Brad has a good post up on an old (in blog-years) post by David Glasner on Hayek, Cassel/Hawtrey, and Keynes. If you recall, at the time I cheered on David's insistence that the Roberts/Papola effort was bringing down the quality of the discussion, but I also defended Keynes a little, which is something that Brad does in this new post. Allow me to jump in again on Keynes's side. Glasner previously wrote:
"Instead, it was Keynes who was credited with figuring out how to end the Great Depression, even though there was almost nothing in the General Theory about the gold standard and a 30% deflation as the cause of the Great Depression, despite his having vilified Churchill in 1925 for rejoining the gold standard at the prewar parity when that decision was expected to cause a mere 10% deflation."
I think that just as it's quite wrong to read the General Theory as a policy manual (it doesn't even get into policy in any detail until the conclusion, and even then it stays quite vague), it's also wrong to read it as an explanation of the cause of the depression. We need to read it as an economic treatise, meant to revise his earlier book on money, and we need to remember that that it was published half a decade after the world really started collapsing, but a decade after unemployment started being a real problem in the UK. It's not a policy analysis, and it's not a work of economic history. I think both of these things come out quite clearly when reading the General Theory, but since it's so closely associated with the depression, it's easy to forget sometimes.
The other thing I'd note is that it's simply not true that Keynes was ignoring what was going on at what Glasner calls the Insane Bank of France.

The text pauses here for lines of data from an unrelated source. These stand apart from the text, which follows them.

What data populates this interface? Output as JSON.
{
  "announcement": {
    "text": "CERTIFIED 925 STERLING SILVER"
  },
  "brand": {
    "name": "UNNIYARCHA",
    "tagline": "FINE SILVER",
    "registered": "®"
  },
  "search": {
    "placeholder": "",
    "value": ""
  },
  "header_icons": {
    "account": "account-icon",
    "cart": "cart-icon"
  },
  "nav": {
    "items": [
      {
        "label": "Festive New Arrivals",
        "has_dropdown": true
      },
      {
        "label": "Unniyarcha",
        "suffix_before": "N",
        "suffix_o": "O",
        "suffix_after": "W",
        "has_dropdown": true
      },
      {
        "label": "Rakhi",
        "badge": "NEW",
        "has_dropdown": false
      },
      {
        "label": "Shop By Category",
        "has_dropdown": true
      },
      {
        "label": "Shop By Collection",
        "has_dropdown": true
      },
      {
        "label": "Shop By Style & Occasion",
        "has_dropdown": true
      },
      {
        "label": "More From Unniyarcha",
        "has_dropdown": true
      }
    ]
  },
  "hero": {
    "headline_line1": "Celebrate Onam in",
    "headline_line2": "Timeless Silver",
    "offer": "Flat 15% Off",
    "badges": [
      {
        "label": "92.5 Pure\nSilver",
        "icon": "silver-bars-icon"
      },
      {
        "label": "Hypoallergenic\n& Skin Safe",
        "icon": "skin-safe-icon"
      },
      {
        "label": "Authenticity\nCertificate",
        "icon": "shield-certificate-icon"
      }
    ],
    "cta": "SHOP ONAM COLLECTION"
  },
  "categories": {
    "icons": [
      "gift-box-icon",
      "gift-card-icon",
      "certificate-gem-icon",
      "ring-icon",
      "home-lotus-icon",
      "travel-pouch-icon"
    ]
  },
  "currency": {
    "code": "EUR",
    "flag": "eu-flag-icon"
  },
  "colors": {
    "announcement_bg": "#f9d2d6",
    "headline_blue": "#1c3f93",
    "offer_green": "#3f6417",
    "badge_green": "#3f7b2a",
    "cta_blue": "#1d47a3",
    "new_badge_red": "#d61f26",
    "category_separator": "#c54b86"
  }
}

Keynes wrote an open letter to the French Minister of Finance in January, 1926, stressing precisely the problem that Glasner highlights here. In 1928 he wrote another piece to Poincare, the French President, praising some progress. Both of these are published in Essays in Persuasion (1931). Of course, a lot of the insanity of the Insane Bank of France happened after 1928, and it would be nice to have correspondence from then. I'm just not sure if Keynes wrote anything else. But he was clearly aware of (and publicly calling attention to) this whole development in France well before the Depression.

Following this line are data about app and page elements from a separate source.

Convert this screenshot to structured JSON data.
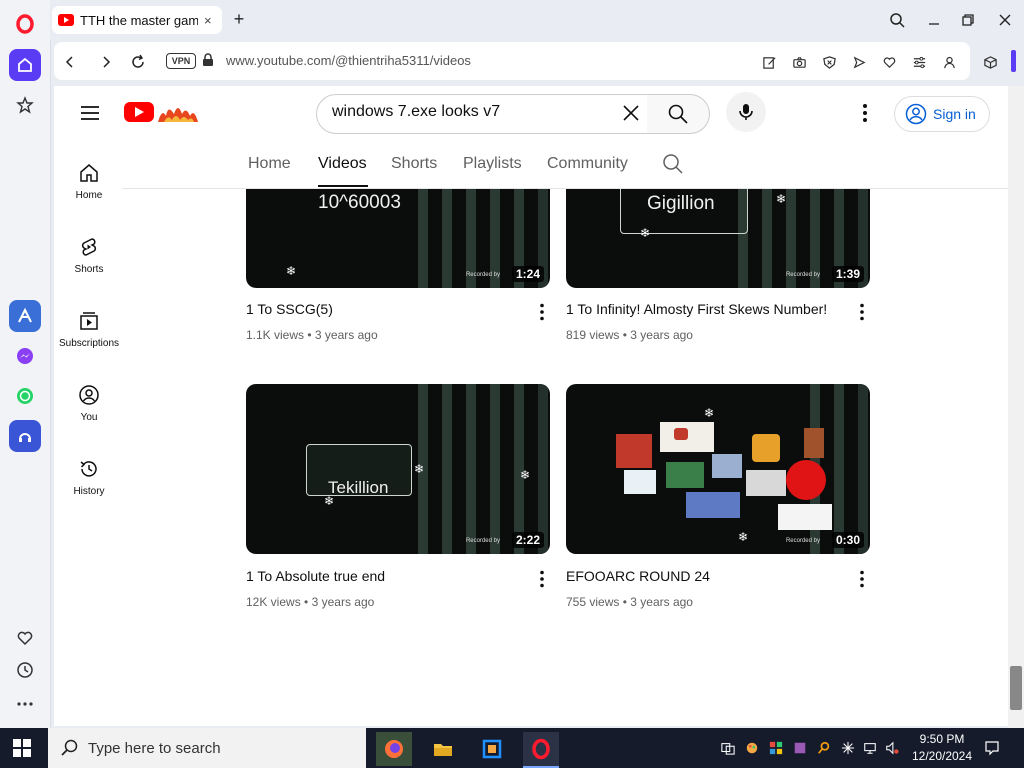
{
  "browser": {
    "tab_title": "TTH the master gamer",
    "tab_close": "×",
    "new_tab": "+",
    "vpn_badge": "VPN",
    "url": "www.youtube.com/@thientriha5311/videos"
  },
  "youtube": {
    "search_query": "windows 7.exe looks v7",
    "sign_in": "Sign in",
    "guide": [
      {
        "label": "Home",
        "icon": "home-icon"
      },
      {
        "label": "Shorts",
        "icon": "shorts-icon"
      },
      {
        "label": "Subscriptions",
        "icon": "subscriptions-icon"
      },
      {
        "label": "You",
        "icon": "you-icon"
      },
      {
        "label": "History",
        "icon": "history-icon"
      }
    ],
    "tabs": [
      {
        "label": "Home"
      },
      {
        "label": "Videos"
      },
      {
        "label": "Shorts"
      },
      {
        "label": "Playlists"
      },
      {
        "label": "Community"
      }
    ],
    "videos": [
      {
        "title": "1 To SSCG(5)",
        "views": "1.1K views",
        "age": "3 years ago",
        "duration": "1:24",
        "thumb_text": "10^60003"
      },
      {
        "title": "1 To Infinity! Almosty First Skews Number!",
        "views": "819 views",
        "age": "3 years ago",
        "duration": "1:39",
        "thumb_text": "Gigillion"
      },
      {
        "title": "1 To Absolute true end",
        "views": "12K views",
        "age": "3 years ago",
        "duration": "2:22",
        "thumb_text": "Tekillion"
      },
      {
        "title": "EFOOARC ROUND 24",
        "views": "755 views",
        "age": "3 years ago",
        "duration": "0:30",
        "thumb_text": ""
      }
    ],
    "meta_separator": "•",
    "recorded_by": "Recorded by"
  },
  "taskbar": {
    "search_placeholder": "Type here to search",
    "time": "9:50 PM",
    "date": "12/20/2024"
  },
  "colors": {
    "opera_red": "#ff1b2d",
    "opera_active": "#5b3cf5",
    "youtube_red": "#ff0000",
    "link_blue": "#065fd4",
    "taskbar": "#161b2b"
  }
}
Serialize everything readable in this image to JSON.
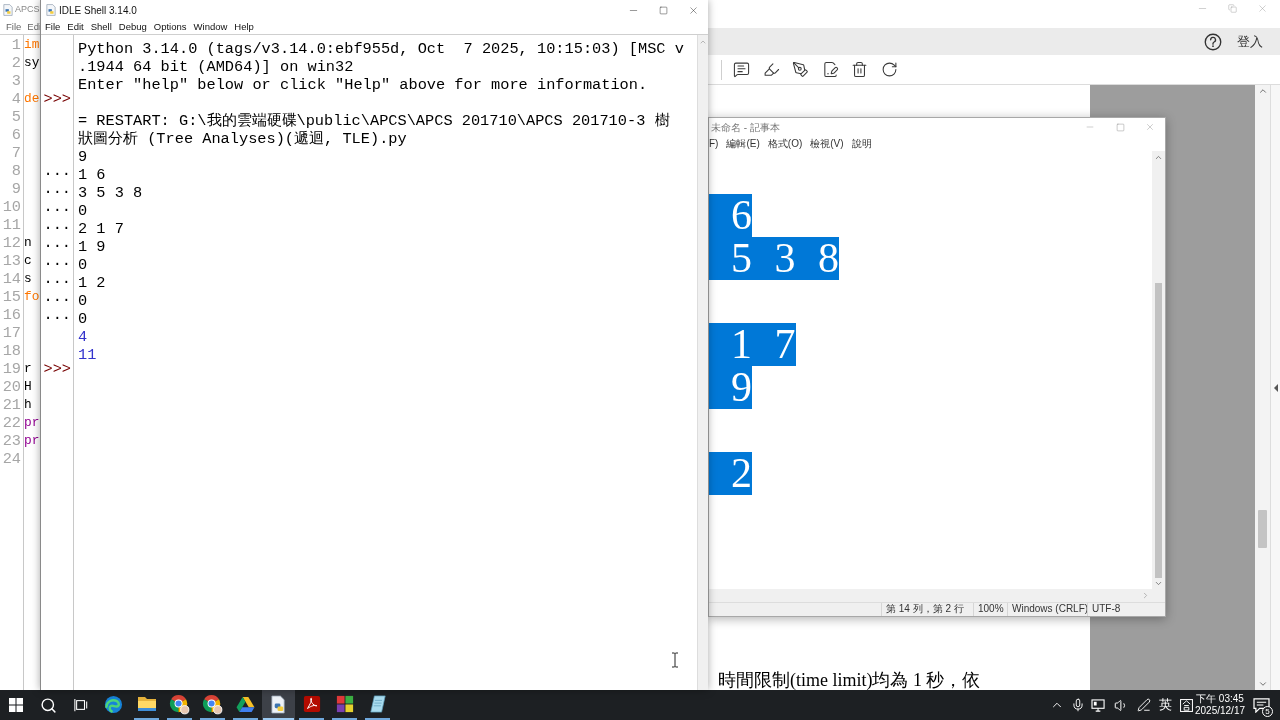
{
  "reader": {
    "account": "登入",
    "page_text": "時間限制(time limit)均為 1 秒，依"
  },
  "notepad": {
    "title": "未命名 - 記事本",
    "menu": [
      "F)",
      "編輯(E)",
      "格式(O)",
      "檢視(V)",
      "說明"
    ],
    "rows": [
      {
        "kind": "blank"
      },
      {
        "kind": "text",
        "text": "6",
        "selected": true
      },
      {
        "kind": "text",
        "text": "5 3 8",
        "selected": true
      },
      {
        "kind": "blank"
      },
      {
        "kind": "text",
        "text": "1 7",
        "selected": true
      },
      {
        "kind": "text",
        "text": "9",
        "selected": true
      },
      {
        "kind": "blank"
      },
      {
        "kind": "text",
        "text": "2",
        "selected": true
      },
      {
        "kind": "blank"
      },
      {
        "kind": "blank"
      }
    ],
    "status": [
      "第 14 列，第 2 行",
      "100%",
      "Windows (CRLF)",
      "UTF-8"
    ]
  },
  "editor_window": {
    "title": "APCS",
    "menu": [
      "File",
      "Edi"
    ],
    "lines": [
      {
        "number": "1",
        "code": "im",
        "kind": "keyword"
      },
      {
        "number": "2",
        "code": "sy",
        "kind": "name"
      },
      {
        "number": "3"
      },
      {
        "number": "4",
        "code": "de",
        "kind": "keyword"
      },
      {
        "number": "5"
      },
      {
        "number": "6"
      },
      {
        "number": "7"
      },
      {
        "number": "8"
      },
      {
        "number": "9"
      },
      {
        "number": "10"
      },
      {
        "number": "11"
      },
      {
        "number": "12",
        "code": "n",
        "kind": "name"
      },
      {
        "number": "13",
        "code": "c",
        "kind": "name"
      },
      {
        "number": "14",
        "code": "s",
        "kind": "name"
      },
      {
        "number": "15",
        "code": "fo",
        "kind": "keyword"
      },
      {
        "number": "16"
      },
      {
        "number": "17"
      },
      {
        "number": "18"
      },
      {
        "number": "19",
        "code": "r",
        "kind": "name"
      },
      {
        "number": "20",
        "code": "H",
        "kind": "name"
      },
      {
        "number": "21",
        "code": "h",
        "kind": "name"
      },
      {
        "number": "22",
        "code": "pr",
        "kind": "builtin"
      },
      {
        "number": "23",
        "code": "pr",
        "kind": "builtin"
      },
      {
        "number": "24"
      }
    ]
  },
  "shell_window": {
    "title": "IDLE Shell 3.14.0",
    "menu": [
      "File",
      "Edit",
      "Shell",
      "Debug",
      "Options",
      "Window",
      "Help"
    ],
    "lines": [
      {
        "kind": "text",
        "text": "Python 3.14.0 (tags/v3.14.0:ebf955d, Oct  7 2025, 10:15:03) [MSC v"
      },
      {
        "kind": "text",
        "text": ".1944 64 bit (AMD64)] on win32"
      },
      {
        "kind": "text",
        "text": "Enter \"help\" below or click \"Help\" above for more information."
      },
      {
        "prompt": {
          "text": ">>>",
          "kind": "primary"
        }
      },
      {
        "kind": "text",
        "text": "= RESTART: G:\\我的雲端硬碟\\public\\APCS\\APCS 201710\\APCS 201710-3 樹"
      },
      {
        "kind": "text",
        "text": "狀圖分析 (Tree Analyses)(遞迴, TLE).py"
      },
      {
        "kind": "text",
        "text": "9"
      },
      {
        "prompt": {
          "text": "...",
          "kind": "continuation"
        },
        "kind": "text",
        "text": "1 6"
      },
      {
        "prompt": {
          "text": "...",
          "kind": "continuation"
        },
        "kind": "text",
        "text": "3 5 3 8"
      },
      {
        "prompt": {
          "text": "...",
          "kind": "continuation"
        },
        "kind": "text",
        "text": "0"
      },
      {
        "prompt": {
          "text": "...",
          "kind": "continuation"
        },
        "kind": "text",
        "text": "2 1 7"
      },
      {
        "prompt": {
          "text": "...",
          "kind": "continuation"
        },
        "kind": "text",
        "text": "1 9"
      },
      {
        "prompt": {
          "text": "...",
          "kind": "continuation"
        },
        "kind": "text",
        "text": "0"
      },
      {
        "prompt": {
          "text": "...",
          "kind": "continuation"
        },
        "kind": "text",
        "text": "1 2"
      },
      {
        "prompt": {
          "text": "...",
          "kind": "continuation"
        },
        "kind": "text",
        "text": "0"
      },
      {
        "prompt": {
          "text": "...",
          "kind": "continuation"
        },
        "kind": "text",
        "text": "0"
      },
      {
        "kind": "output",
        "text": "4"
      },
      {
        "kind": "output",
        "text": "11"
      },
      {
        "prompt": {
          "text": ">>>",
          "kind": "primary"
        }
      }
    ]
  },
  "taskbar": {
    "apps": [
      {
        "kind": "edge",
        "running": false,
        "selected": false
      },
      {
        "kind": "folder",
        "running": true,
        "selected": false
      },
      {
        "kind": "chrome",
        "running": true,
        "selected": false
      },
      {
        "kind": "chrome",
        "running": true,
        "selected": false
      },
      {
        "kind": "drive",
        "running": true,
        "selected": false
      },
      {
        "kind": "python",
        "running": true,
        "selected": true
      },
      {
        "kind": "pdf",
        "running": true,
        "selected": false
      },
      {
        "kind": "tiles",
        "running": true,
        "selected": false
      },
      {
        "kind": "notepad",
        "running": true,
        "selected": false
      }
    ],
    "input_language": "英",
    "time": "下午 03:45",
    "date": "2025/12/17",
    "notifications": "5"
  }
}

Finally, in the widely read essay The Great Slump of 1930, Keynes explicitly points to both France and the United States as the two culprits (on page 144 of Essays in Persuasion) - exactly the conclusion that everyone forgot after Friedman and Schwartz, and the conclusion which Glasner and Doug Irwin and others are now bringing attention back to.

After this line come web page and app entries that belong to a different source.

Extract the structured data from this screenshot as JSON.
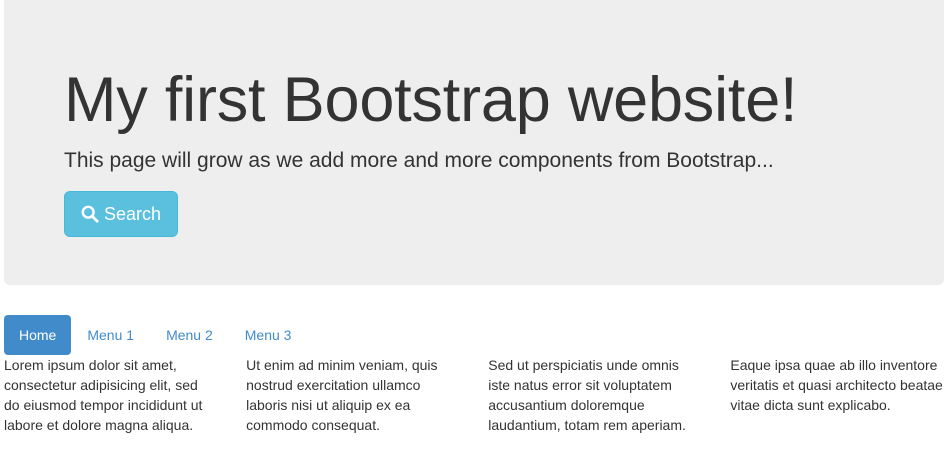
{
  "jumbotron": {
    "title": "My first Bootstrap website!",
    "lead": "This page will grow as we add more and more components from Bootstrap...",
    "search_button": {
      "icon": "search-icon",
      "label": "Search",
      "color": "#5bc0de"
    }
  },
  "nav": {
    "items": [
      {
        "label": "Home",
        "active": true
      },
      {
        "label": "Menu 1",
        "active": false
      },
      {
        "label": "Menu 2",
        "active": false
      },
      {
        "label": "Menu 3",
        "active": false
      }
    ],
    "accent_color": "#428bca"
  },
  "columns": [
    {
      "lines": [
        "Lorem ipsum dolor sit amet,",
        "consectetur adipisicing elit, sed",
        "do eiusmod tempor incididunt ut",
        "labore et dolore magna aliqua."
      ]
    },
    {
      "lines": [
        "Ut enim ad minim veniam, quis",
        "nostrud exercitation ullamco",
        "laboris nisi ut aliquip ex ea",
        "commodo consequat."
      ]
    },
    {
      "lines": [
        "Sed ut perspiciatis unde omnis",
        "iste natus error sit voluptatem",
        "accusantium doloremque",
        "laudantium, totam rem aperiam."
      ]
    },
    {
      "lines": [
        "Eaque ipsa quae ab illo inventore",
        "veritatis et quasi architecto beatae",
        "vitae dicta sunt explicabo."
      ]
    }
  ]
}
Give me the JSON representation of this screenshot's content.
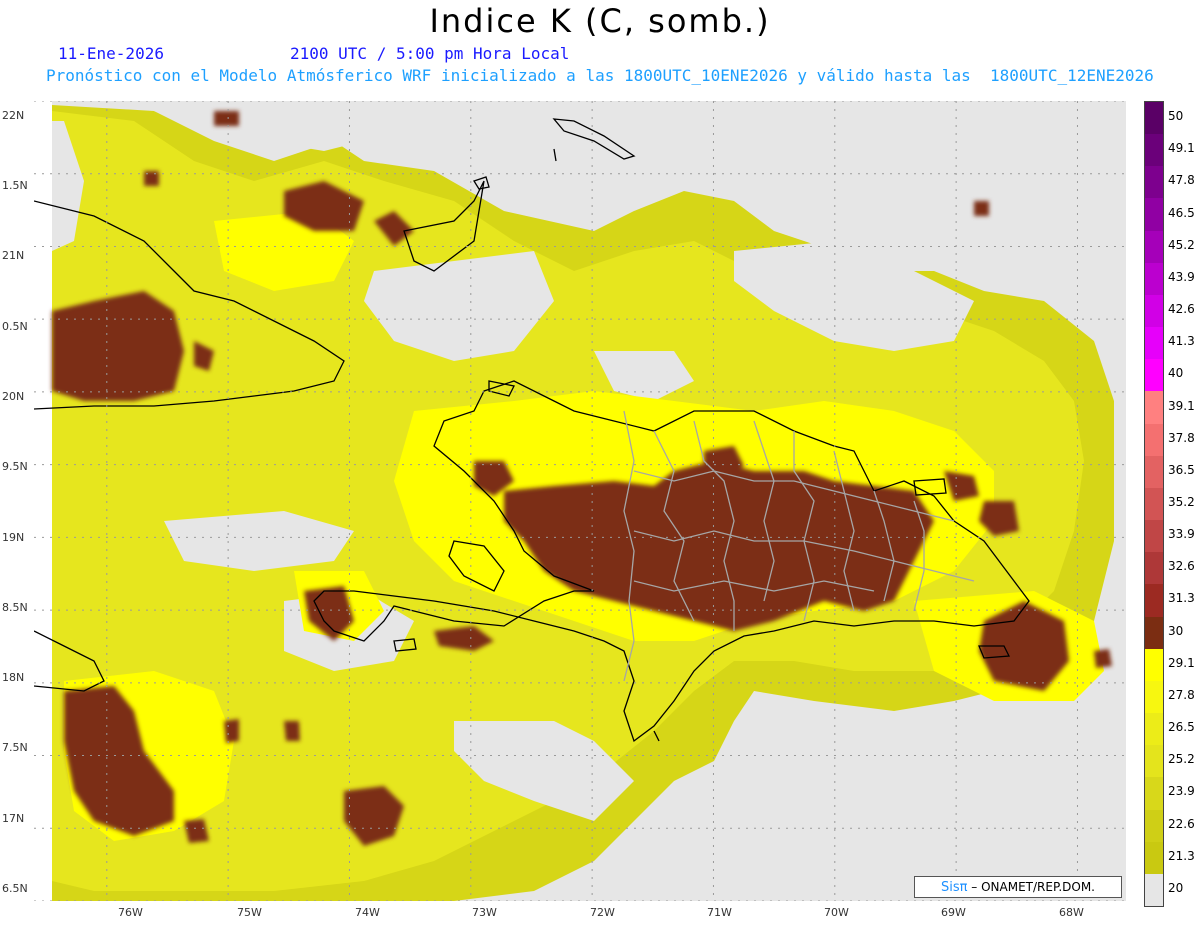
{
  "header": {
    "title": "Indice K (C, somb.)",
    "date": "11-Ene-2026",
    "time": "2100 UTC / 5:00 pm Hora Local",
    "forecast": "Pronóstico con el Modelo Atmósferico WRF inicializado a las 1800UTC_10ENE2026 y válido hasta las  1800UTC_12ENE2026"
  },
  "map": {
    "lat_labels": [
      "22N",
      "1.5N",
      "21N",
      "0.5N",
      "20N",
      "9.5N",
      "19N",
      "8.5N",
      "18N",
      "7.5N",
      "17N",
      "6.5N"
    ],
    "lon_labels": [
      "76W",
      "75W",
      "74W",
      "73W",
      "72W",
      "71W",
      "70W",
      "69W",
      "68W"
    ],
    "lat_range": [
      16.5,
      22.0
    ],
    "lon_range": [
      -76.6,
      -67.6
    ],
    "fill_colors": {
      "no_data": "#e6e6e6",
      "k_20_24": "#c9c911",
      "k_24_27": "#dede1e",
      "k_27_30": "#ffff00",
      "k_30_33": "#7b2d12",
      "coast": "#000000",
      "provinces": "#a6a6a6"
    }
  },
  "colorbar": {
    "labels": [
      "50",
      "49.1",
      "47.8",
      "46.5",
      "45.2",
      "43.9",
      "42.6",
      "41.3",
      "40",
      "39.1",
      "37.8",
      "36.5",
      "35.2",
      "33.9",
      "32.6",
      "31.3",
      "30",
      "29.1",
      "27.8",
      "26.5",
      "25.2",
      "23.9",
      "22.6",
      "21.3",
      "20"
    ],
    "colors": [
      "#5a0066",
      "#6b007a",
      "#7d008e",
      "#9000a3",
      "#a500b9",
      "#bb00cf",
      "#d100e6",
      "#e600fa",
      "#ff00ff",
      "#ff8080",
      "#f47070",
      "#e36262",
      "#d25454",
      "#c04646",
      "#ae3838",
      "#9c2a22",
      "#7b2d12",
      "#ffff00",
      "#f7f710",
      "#ecec18",
      "#e4e41c",
      "#d8d81a",
      "#cfcf16",
      "#c9c911",
      "#e6e6e6"
    ]
  },
  "credit": {
    "brand": "Sisπ",
    "text": "– ONAMET/REP.DOM."
  }
}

And what policy recommendation does The Great Slump of 1930 emphatically end with? Monetary expansion. You know - that thing that Scott Sumner, Lars Christenson, and others who for some reason want to be the sole claimants to this mantle claim Keynesians don't support.
My suggestion - read the General Theory as an innovative treatise on macroeconomics and output determination. Go elsewhere to read Keynes on what was going on in the economy at the time, and for policy prescriptions, and even for monetary economics.
Crowding In and the Paradox of Thrift
3 hours ago